Dataset rows for apps and sites:
★ ★ ★ ★ ★ ★ ★
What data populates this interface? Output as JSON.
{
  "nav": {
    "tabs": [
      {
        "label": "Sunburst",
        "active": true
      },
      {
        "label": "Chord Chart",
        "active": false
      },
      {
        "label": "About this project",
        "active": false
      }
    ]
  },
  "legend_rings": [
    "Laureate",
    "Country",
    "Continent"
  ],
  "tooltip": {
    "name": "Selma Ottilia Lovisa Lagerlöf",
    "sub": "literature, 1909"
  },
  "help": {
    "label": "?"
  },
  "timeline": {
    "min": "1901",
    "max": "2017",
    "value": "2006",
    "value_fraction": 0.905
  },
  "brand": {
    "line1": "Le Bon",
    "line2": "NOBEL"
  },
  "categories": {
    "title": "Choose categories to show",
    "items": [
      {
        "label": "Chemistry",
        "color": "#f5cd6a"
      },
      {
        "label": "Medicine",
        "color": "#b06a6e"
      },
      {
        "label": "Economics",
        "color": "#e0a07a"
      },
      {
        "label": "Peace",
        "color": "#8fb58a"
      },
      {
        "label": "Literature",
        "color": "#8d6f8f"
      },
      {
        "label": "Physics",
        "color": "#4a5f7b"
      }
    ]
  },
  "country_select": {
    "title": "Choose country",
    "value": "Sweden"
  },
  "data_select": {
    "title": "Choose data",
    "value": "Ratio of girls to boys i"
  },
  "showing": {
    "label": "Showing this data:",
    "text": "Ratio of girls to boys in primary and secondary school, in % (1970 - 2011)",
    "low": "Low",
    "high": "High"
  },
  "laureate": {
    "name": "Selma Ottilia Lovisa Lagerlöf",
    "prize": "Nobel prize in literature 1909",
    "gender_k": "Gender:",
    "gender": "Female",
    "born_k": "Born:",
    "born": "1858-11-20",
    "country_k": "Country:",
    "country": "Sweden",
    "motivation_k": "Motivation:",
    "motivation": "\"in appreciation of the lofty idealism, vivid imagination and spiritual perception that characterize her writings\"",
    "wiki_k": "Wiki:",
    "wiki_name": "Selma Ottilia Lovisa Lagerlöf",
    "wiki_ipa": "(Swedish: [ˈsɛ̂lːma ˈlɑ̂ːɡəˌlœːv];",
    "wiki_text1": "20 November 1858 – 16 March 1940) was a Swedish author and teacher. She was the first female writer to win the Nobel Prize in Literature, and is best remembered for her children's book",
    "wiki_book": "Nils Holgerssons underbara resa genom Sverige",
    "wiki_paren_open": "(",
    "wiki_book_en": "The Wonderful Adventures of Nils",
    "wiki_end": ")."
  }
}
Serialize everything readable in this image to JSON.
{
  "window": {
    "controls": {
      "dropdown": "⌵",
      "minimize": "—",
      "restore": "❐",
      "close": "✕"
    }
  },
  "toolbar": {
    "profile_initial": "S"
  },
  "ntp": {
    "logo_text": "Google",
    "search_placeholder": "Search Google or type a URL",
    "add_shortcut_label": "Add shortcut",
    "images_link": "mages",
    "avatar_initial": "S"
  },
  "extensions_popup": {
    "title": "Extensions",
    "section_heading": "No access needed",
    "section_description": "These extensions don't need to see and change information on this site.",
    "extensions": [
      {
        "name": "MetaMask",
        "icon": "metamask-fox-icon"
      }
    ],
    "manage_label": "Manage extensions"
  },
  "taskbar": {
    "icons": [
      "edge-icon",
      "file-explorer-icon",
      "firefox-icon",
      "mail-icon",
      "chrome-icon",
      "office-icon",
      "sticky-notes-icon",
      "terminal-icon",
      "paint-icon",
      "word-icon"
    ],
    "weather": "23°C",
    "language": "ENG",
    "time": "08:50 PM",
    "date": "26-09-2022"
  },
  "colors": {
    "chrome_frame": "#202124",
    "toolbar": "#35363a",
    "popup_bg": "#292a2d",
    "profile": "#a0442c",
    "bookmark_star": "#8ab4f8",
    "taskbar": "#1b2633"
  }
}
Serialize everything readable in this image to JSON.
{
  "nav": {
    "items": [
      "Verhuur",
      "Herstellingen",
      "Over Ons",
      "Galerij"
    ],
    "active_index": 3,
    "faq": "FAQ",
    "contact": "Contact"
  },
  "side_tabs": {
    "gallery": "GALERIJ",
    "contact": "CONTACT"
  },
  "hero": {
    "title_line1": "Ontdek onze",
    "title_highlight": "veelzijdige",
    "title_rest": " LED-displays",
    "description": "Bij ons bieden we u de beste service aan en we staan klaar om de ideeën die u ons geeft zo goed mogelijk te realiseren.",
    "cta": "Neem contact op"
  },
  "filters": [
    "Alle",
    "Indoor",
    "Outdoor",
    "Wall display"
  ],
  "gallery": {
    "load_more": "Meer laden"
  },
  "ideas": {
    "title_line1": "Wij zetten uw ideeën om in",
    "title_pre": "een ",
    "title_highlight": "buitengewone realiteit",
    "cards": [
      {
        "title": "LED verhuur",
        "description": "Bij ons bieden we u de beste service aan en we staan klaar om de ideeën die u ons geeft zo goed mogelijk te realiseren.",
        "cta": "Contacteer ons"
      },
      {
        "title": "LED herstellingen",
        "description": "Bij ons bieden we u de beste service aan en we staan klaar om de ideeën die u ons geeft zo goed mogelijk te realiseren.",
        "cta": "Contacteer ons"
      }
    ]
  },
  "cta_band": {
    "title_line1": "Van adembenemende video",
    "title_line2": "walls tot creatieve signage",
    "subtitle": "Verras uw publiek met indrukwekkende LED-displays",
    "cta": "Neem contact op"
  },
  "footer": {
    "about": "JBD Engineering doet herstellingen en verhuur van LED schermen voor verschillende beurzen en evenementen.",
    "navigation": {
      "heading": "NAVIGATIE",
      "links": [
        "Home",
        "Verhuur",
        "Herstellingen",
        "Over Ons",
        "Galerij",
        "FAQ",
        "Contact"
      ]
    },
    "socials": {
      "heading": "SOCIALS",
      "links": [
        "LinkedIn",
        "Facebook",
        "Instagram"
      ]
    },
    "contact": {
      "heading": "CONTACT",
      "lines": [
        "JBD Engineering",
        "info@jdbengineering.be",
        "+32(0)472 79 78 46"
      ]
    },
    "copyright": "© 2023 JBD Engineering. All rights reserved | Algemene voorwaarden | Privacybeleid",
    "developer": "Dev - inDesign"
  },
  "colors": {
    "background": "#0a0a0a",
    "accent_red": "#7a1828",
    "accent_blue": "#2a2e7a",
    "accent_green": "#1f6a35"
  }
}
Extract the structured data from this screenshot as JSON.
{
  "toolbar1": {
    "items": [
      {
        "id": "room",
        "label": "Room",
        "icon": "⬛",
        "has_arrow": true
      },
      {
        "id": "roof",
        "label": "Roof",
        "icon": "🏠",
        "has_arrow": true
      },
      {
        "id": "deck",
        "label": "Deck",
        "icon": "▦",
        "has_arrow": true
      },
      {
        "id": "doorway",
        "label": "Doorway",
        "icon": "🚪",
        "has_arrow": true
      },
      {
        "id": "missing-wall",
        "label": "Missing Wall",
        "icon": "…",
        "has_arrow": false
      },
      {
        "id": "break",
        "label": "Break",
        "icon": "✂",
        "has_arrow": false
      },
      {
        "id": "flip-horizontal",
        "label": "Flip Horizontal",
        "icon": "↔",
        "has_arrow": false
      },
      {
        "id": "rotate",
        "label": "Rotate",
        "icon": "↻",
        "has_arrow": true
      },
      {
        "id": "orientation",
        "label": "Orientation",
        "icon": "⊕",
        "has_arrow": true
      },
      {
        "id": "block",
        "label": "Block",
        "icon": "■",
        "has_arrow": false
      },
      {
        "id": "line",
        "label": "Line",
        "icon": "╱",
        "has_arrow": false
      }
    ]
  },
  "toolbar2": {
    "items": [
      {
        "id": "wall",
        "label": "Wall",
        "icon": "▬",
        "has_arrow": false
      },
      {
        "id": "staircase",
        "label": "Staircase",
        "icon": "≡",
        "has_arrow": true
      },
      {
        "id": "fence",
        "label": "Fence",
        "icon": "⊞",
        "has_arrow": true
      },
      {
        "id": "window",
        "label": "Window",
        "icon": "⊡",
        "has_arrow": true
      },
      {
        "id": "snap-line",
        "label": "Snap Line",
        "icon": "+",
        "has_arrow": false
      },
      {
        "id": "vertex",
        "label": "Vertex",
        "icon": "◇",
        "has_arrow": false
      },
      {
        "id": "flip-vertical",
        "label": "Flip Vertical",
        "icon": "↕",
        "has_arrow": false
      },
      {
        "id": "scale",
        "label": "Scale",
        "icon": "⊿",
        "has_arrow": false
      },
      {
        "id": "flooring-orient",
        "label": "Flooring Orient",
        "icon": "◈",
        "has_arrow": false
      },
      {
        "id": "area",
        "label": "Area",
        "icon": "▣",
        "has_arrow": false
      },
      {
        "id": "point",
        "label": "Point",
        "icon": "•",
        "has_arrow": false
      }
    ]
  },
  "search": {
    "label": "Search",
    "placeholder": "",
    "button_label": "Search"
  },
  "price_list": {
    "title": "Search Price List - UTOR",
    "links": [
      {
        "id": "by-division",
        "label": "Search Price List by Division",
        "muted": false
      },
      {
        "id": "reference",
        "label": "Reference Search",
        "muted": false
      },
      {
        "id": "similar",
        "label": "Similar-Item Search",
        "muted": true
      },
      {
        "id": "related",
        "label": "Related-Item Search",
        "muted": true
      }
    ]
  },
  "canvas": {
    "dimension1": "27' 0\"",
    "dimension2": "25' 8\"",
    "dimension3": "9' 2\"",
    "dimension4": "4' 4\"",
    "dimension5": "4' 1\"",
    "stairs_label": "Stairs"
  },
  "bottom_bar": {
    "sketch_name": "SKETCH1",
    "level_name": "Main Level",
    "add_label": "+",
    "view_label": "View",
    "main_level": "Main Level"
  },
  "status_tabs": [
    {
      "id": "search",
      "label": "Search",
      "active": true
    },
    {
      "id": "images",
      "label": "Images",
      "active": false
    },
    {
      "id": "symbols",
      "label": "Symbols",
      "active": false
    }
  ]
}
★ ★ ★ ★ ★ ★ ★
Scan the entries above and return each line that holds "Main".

    "level_name": "Main Level",
    "main_level": "Main Level"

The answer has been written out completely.